Recalling the year AUA was founded in 1991, Dr. Baibourtian remarked that the University “helped move the devastated country forward” and that the newly independent government “considered AUA a priority” during its establishment as it brought a new culture to Armenia through educational knowledge, thus uniting the society.
“This kind of educational institution is vital for human and economic development that brings stability and prosperity to the country,” said Dr. Baibourtian. “We need to support this cultural and education system in Armenia that is innovation-oriented.”
On display throughout the afternoon were two unique paintings on transparent organic glass by contemporary Yerevan-based artist Arev Petrosyan. They were available for silent auction to raise funds for AUA’s “Yes! Armenian Women Can” campaign, which provides scholarships for female students studying computer science and engineering. As the former Arts and Culture Commissioner in Glendale, Razmik Grigorian described the artworks that are in the mixed media technique filled with gold and silver leaves in 24 karat gold on plexiglass as he highlighted the active role of the artist in women’s rights and issues in Armenia and noted that 50% of the proceeds would benefit AUA and the other to the artist to continue her work.
Connecting the worlds of Armenia and California, AUA alum Stepan Khzrtian, Esq., who graduated with a Master of Laws (LL.M.) in 2010, spoke from personal experience as a student on campus, thanking the donors in the room.
“I have directly benefited from your generosity and I express my great appreciation for your support,” said Khzrtian.
Leading offices in both Yerevan and Los Angeles, Khzrtian’s ties to his alma mater and homeland remain strong. He was recently on hand at the launch of the AUA Technology and Innovation Legal Clinic, sponsored by the Armenian Bar Association, and carries with him the knowledge and lessons he learned as a student.
“The name of the university beautifully reflects the essence of the American University of Armenia,” said Khzrtian. “It is American in substance and in form and Armenian in its spirit and vision.” He highlighted that students are exposed to a fusion of ideas set in both the East and the West and that “wherever this community of scholars are, they are firmly committed to the Republics of Armenia and Artsakh and the Armenian World.”
Perfectly exemplifying this crossroads of the East and West was a performance by the renowned Los Angeles-based Element Band, whose artistic mission is to present traditional Armenian music on the world stage through its trademark modern fusion twist.
Led by founder Ara Dabandjian, who played the guitar and accordion, he was joined by Armen Manavazyan on contrabass, Aragas Abramian on guitar and Mahsa Ghassemi on cello as they played a multitude of songs evoking enjoyment, nostalgia and the Armenian spirit. Element Band, which formed 14 years ago, recently performed a sold-out concert for over 1,000 at the Ford Amphitheatre in Hollywood and has long been known for its distinct and alluring music that is accessible to the world at large, while preserving the roots of traditional Armenian music, artfully complementing the mission of AUA.

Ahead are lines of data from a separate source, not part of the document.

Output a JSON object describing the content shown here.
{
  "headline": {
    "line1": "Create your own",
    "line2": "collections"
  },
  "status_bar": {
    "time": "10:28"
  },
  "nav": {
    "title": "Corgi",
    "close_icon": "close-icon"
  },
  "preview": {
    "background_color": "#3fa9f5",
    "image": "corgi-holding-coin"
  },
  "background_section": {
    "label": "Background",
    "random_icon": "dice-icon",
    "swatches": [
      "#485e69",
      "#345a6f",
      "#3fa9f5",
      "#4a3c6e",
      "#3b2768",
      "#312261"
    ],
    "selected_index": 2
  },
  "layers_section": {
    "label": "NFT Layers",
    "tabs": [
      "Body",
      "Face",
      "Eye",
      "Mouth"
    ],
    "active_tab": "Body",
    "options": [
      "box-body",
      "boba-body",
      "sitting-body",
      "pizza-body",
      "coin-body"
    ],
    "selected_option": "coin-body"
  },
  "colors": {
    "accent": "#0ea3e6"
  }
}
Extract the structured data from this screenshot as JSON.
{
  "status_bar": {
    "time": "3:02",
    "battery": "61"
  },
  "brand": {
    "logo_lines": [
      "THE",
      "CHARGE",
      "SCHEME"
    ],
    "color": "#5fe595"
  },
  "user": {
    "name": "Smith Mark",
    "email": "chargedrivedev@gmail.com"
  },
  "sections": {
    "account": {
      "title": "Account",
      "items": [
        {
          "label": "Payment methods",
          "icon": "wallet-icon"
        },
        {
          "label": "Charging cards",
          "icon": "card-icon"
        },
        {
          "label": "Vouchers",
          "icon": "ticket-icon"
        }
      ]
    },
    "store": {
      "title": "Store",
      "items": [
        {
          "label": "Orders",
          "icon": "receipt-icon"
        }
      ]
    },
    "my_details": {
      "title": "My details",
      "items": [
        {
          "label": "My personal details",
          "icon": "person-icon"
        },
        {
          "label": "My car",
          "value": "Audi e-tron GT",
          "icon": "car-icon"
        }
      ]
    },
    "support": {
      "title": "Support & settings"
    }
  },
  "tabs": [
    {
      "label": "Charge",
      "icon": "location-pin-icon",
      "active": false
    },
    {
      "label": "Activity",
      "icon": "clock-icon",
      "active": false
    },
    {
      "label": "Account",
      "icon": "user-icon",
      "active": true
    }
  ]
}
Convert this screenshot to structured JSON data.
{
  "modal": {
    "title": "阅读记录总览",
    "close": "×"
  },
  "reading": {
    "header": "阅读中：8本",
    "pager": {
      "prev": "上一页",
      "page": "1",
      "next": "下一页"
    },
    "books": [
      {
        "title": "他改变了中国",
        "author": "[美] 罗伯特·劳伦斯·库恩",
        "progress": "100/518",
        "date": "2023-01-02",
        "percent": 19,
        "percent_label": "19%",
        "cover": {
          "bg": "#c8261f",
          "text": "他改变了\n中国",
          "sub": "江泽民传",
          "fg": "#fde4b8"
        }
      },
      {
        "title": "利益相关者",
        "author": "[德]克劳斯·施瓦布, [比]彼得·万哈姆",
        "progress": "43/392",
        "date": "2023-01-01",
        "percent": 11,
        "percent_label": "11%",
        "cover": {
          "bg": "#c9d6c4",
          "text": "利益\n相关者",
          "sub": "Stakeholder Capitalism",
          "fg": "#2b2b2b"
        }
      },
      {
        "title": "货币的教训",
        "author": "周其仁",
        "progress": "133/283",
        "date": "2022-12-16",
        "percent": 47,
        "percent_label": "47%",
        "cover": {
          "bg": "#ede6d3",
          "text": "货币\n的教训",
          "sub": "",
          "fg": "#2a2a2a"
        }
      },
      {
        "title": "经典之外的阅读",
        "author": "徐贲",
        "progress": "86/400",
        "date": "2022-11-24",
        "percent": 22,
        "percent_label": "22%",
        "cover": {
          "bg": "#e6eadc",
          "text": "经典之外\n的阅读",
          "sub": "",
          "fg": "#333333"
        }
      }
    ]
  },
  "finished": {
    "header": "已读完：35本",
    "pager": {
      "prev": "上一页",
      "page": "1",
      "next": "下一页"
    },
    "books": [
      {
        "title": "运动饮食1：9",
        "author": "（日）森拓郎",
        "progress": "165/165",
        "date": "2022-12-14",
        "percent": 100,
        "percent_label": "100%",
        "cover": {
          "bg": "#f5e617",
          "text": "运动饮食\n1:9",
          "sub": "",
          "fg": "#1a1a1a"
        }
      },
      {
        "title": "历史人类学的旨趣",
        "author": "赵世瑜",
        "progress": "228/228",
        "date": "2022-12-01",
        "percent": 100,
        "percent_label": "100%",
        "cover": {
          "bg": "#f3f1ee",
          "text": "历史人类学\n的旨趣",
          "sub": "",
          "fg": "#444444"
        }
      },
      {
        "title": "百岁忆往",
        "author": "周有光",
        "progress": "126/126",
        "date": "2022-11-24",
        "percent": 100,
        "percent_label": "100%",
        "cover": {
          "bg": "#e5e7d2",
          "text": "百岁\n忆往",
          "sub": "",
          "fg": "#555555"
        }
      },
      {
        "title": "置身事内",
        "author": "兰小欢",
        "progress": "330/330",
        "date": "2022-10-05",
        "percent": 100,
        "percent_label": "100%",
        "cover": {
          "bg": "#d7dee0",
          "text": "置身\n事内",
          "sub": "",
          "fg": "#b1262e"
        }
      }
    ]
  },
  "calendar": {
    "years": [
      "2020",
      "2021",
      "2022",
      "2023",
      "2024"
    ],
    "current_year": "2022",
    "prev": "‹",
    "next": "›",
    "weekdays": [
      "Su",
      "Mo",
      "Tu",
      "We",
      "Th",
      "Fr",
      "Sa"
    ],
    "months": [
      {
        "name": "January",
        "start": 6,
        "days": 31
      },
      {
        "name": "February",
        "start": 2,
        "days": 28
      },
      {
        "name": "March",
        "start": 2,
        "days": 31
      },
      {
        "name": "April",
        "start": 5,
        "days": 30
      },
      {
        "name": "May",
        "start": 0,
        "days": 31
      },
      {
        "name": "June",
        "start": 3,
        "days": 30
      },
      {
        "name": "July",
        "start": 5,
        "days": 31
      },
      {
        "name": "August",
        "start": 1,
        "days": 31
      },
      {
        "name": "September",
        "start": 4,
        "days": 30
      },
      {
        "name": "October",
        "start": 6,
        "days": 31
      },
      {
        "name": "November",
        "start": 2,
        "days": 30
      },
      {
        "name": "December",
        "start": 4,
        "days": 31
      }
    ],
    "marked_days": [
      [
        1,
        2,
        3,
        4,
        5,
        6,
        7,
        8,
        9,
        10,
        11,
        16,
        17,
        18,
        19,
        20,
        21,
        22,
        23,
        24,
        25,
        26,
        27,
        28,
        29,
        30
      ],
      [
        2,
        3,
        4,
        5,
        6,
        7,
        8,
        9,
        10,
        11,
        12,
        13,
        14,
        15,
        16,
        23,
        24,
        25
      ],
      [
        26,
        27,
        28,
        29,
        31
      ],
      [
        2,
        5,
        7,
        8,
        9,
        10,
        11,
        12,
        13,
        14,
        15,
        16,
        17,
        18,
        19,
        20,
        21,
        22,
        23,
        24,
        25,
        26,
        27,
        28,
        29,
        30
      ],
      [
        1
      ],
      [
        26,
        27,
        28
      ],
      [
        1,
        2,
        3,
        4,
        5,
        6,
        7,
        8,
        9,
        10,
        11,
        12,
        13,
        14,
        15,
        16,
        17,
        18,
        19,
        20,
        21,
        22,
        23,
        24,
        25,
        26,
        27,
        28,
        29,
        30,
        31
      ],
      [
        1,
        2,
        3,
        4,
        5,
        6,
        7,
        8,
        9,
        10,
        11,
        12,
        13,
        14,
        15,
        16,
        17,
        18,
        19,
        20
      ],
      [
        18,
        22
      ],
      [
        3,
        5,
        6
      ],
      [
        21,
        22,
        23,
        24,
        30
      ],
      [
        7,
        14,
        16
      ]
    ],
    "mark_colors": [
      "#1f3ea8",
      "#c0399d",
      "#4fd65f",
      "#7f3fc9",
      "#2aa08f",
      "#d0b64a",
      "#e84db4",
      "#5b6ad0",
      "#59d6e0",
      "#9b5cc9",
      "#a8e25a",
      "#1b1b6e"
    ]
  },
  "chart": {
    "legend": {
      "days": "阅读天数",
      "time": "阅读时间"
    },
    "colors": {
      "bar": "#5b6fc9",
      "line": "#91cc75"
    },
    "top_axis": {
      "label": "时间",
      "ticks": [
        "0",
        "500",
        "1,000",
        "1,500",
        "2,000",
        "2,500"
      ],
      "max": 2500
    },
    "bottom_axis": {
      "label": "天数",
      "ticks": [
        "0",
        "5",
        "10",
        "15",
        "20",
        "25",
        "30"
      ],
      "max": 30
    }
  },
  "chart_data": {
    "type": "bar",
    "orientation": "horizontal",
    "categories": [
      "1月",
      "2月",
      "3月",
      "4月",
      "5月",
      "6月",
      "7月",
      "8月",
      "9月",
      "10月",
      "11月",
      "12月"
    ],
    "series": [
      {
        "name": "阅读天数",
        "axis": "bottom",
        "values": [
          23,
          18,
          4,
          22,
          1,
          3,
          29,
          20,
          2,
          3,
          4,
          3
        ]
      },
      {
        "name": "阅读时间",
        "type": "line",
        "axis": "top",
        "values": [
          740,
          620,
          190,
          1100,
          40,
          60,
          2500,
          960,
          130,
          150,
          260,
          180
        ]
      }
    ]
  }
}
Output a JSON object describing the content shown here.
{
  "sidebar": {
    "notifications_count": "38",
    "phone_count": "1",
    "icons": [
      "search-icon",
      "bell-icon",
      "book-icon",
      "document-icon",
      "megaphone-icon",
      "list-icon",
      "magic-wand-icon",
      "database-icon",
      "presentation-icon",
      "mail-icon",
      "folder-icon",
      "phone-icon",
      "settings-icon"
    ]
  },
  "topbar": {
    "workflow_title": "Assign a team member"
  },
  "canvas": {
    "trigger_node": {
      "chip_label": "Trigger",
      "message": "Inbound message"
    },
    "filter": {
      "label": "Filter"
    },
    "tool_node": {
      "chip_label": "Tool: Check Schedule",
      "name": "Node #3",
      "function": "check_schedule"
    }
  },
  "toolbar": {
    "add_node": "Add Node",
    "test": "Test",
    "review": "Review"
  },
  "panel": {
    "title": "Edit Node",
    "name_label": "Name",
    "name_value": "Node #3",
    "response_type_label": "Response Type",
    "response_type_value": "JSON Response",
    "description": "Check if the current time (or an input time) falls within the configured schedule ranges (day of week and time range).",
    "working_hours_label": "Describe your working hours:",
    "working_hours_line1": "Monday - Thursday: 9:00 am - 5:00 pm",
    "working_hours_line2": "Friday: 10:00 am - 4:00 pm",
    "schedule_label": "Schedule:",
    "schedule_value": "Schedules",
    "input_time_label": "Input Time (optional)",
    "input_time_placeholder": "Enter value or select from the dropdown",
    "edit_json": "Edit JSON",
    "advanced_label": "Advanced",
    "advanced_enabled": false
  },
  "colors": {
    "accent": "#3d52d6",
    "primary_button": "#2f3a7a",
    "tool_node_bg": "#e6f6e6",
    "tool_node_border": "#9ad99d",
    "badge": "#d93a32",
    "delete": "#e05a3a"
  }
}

“AUA is an educational institution of high integrity,” said Dabandjian. “Element Band shares the same values of advocating democracy, ethics and service to society.”
Founded in 1991, the American University of Armenia (AUA) is a private, independent university located in Yerevan, Armenia, and affiliated with the University of California. AUA provides a global education in Armenia and the region, offering high-quality graduate and undergraduate studies, encouraging civic engagement, and promoting public service and democratic values. For more information about the American University of Armenia and its donor opportunities, please visit www.aua.am.
[The Armenian Observer] Exclusive AUA Pillar Recognition Event Held in Beverly Hills, California